> **Data supplied**
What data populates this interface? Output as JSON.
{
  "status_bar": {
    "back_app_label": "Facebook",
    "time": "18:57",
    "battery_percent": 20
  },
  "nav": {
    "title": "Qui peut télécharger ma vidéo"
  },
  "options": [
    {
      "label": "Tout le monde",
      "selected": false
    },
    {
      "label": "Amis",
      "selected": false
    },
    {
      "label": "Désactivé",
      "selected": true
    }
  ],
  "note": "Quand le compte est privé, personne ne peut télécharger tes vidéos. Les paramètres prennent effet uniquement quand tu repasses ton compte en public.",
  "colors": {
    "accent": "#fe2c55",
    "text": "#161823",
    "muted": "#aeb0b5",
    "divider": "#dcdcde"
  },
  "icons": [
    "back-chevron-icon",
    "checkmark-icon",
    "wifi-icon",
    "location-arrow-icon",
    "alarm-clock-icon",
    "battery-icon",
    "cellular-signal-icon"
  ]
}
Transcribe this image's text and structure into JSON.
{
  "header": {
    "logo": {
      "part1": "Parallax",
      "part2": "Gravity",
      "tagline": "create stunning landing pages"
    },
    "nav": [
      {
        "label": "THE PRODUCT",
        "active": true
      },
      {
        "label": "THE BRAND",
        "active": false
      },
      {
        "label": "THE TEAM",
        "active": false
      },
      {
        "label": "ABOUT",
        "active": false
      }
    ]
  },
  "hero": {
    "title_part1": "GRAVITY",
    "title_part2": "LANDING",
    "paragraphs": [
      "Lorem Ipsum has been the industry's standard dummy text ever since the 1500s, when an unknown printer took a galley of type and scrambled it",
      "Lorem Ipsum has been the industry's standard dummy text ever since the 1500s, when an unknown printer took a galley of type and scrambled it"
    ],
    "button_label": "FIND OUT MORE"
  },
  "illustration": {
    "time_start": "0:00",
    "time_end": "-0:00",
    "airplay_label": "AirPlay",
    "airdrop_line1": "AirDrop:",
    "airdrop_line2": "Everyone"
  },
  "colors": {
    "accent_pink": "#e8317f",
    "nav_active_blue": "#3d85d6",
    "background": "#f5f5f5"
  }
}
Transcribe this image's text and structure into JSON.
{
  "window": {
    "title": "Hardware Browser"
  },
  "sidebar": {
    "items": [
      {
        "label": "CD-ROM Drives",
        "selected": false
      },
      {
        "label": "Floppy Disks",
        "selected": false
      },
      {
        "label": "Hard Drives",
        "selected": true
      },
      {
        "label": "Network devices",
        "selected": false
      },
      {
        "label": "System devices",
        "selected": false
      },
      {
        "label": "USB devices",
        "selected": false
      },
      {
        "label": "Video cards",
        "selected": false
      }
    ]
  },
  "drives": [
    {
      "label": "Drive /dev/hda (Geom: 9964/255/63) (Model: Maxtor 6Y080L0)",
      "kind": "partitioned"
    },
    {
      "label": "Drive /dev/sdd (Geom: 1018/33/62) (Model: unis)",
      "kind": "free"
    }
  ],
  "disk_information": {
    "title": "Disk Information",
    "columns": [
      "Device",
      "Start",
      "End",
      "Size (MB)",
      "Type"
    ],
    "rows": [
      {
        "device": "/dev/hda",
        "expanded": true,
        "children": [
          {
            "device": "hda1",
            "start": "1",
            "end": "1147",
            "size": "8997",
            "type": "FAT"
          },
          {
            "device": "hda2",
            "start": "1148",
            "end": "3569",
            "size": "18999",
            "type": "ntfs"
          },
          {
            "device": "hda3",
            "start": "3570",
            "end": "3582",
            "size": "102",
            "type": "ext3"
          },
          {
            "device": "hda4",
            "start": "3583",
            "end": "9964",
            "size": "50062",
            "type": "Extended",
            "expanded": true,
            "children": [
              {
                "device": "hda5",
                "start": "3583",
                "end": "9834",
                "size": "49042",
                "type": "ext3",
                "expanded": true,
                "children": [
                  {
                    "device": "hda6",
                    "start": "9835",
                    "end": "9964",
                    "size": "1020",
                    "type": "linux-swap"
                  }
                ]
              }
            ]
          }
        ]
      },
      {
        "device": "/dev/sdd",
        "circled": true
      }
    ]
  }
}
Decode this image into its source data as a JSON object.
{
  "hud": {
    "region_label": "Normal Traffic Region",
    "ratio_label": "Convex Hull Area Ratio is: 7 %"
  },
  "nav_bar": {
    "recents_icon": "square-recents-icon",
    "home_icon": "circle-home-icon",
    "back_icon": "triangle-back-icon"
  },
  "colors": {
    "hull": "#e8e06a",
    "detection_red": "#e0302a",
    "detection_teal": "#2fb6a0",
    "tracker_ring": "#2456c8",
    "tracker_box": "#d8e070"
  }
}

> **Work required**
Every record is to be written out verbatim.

> **Written response**
What data populates this interface? Output as JSON.
{
  "status_bar": {
    "back_app_label": "Facebook",
    "time": "18:57",
    "battery_percent": 20
  },
  "nav": {
    "title": "Qui peut télécharger ma vidéo"
  },
  "options": [
    {
      "label": "Tout le monde",
      "selected": false
    },
    {
      "label": "Amis",
      "selected": false
    },
    {
      "label": "Désactivé",
      "selected": true
    }
  ],
  "note": "Quand le compte est privé, personne ne peut télécharger tes vidéos. Les paramètres prennent effet uniquement quand tu repasses ton compte en public.",
  "colors": {
    "accent": "#fe2c55",
    "text": "#161823",
    "muted": "#aeb0b5",
    "divider": "#dcdcde"
  },
  "icons": [
    "back-chevron-icon",
    "checkmark-icon",
    "wifi-icon",
    "location-arrow-icon",
    "alarm-clock-icon",
    "battery-icon",
    "cellular-signal-icon"
  ]
}
Transcribe this image's text and structure into JSON.
{
  "header": {
    "logo": {
      "part1": "Parallax",
      "part2": "Gravity",
      "tagline": "create stunning landing pages"
    },
    "nav": [
      {
        "label": "THE PRODUCT",
        "active": true
      },
      {
        "label": "THE BRAND",
        "active": false
      },
      {
        "label": "THE TEAM",
        "active": false
      },
      {
        "label": "ABOUT",
        "active": false
      }
    ]
  },
  "hero": {
    "title_part1": "GRAVITY",
    "title_part2": "LANDING",
    "paragraphs": [
      "Lorem Ipsum has been the industry's standard dummy text ever since the 1500s, when an unknown printer took a galley of type and scrambled it",
      "Lorem Ipsum has been the industry's standard dummy text ever since the 1500s, when an unknown printer took a galley of type and scrambled it"
    ],
    "button_label": "FIND OUT MORE"
  },
  "illustration": {
    "time_start": "0:00",
    "time_end": "-0:00",
    "airplay_label": "AirPlay",
    "airdrop_line1": "AirDrop:",
    "airdrop_line2": "Everyone"
  },
  "colors": {
    "accent_pink": "#e8317f",
    "nav_active_blue": "#3d85d6",
    "background": "#f5f5f5"
  }
}
Transcribe this image's text and structure into JSON.
{
  "window": {
    "title": "Hardware Browser"
  },
  "sidebar": {
    "items": [
      {
        "label": "CD-ROM Drives",
        "selected": false
      },
      {
        "label": "Floppy Disks",
        "selected": false
      },
      {
        "label": "Hard Drives",
        "selected": true
      },
      {
        "label": "Network devices",
        "selected": false
      },
      {
        "label": "System devices",
        "selected": false
      },
      {
        "label": "USB devices",
        "selected": false
      },
      {
        "label": "Video cards",
        "selected": false
      }
    ]
  },
  "drives": [
    {
      "label": "Drive /dev/hda (Geom: 9964/255/63) (Model: Maxtor 6Y080L0)",
      "kind": "partitioned"
    },
    {
      "label": "Drive /dev/sdd (Geom: 1018/33/62) (Model: unis)",
      "kind": "free"
    }
  ],
  "disk_information": {
    "title": "Disk Information",
    "columns": [
      "Device",
      "Start",
      "End",
      "Size (MB)",
      "Type"
    ],
    "rows": [
      {
        "device": "/dev/hda",
        "expanded": true,
        "children": [
          {
            "device": "hda1",
            "start": "1",
            "end": "1147",
            "size": "8997",
            "type": "FAT"
          },
          {
            "device": "hda2",
            "start": "1148",
            "end": "3569",
            "size": "18999",
            "type": "ntfs"
          },
          {
            "device": "hda3",
            "start": "3570",
            "end": "3582",
            "size": "102",
            "type": "ext3"
          },
          {
            "device": "hda4",
            "start": "3583",
            "end": "9964",
            "size": "50062",
            "type": "Extended",
            "expanded": true,
            "children": [
              {
                "device": "hda5",
                "start": "3583",
                "end": "9834",
                "size": "49042",
                "type": "ext3",
                "expanded": true,
                "children": [
                  {
                    "device": "hda6",
                    "start": "9835",
                    "end": "9964",
                    "size": "1020",
                    "type": "linux-swap"
                  }
                ]
              }
            ]
          }
        ]
      },
      {
        "device": "/dev/sdd",
        "circled": true
      }
    ]
  }
}
Decode this image into its source data as a JSON object.
{
  "hud": {
    "region_label": "Normal Traffic Region",
    "ratio_label": "Convex Hull Area Ratio is: 7 %"
  },
  "nav_bar": {
    "recents_icon": "square-recents-icon",
    "home_icon": "circle-home-icon",
    "back_icon": "triangle-back-icon"
  },
  "colors": {
    "hull": "#e8e06a",
    "detection_red": "#e0302a",
    "detection_teal": "#2fb6a0",
    "tracker_ring": "#2456c8",
    "tracker_box": "#d8e070"
  }
}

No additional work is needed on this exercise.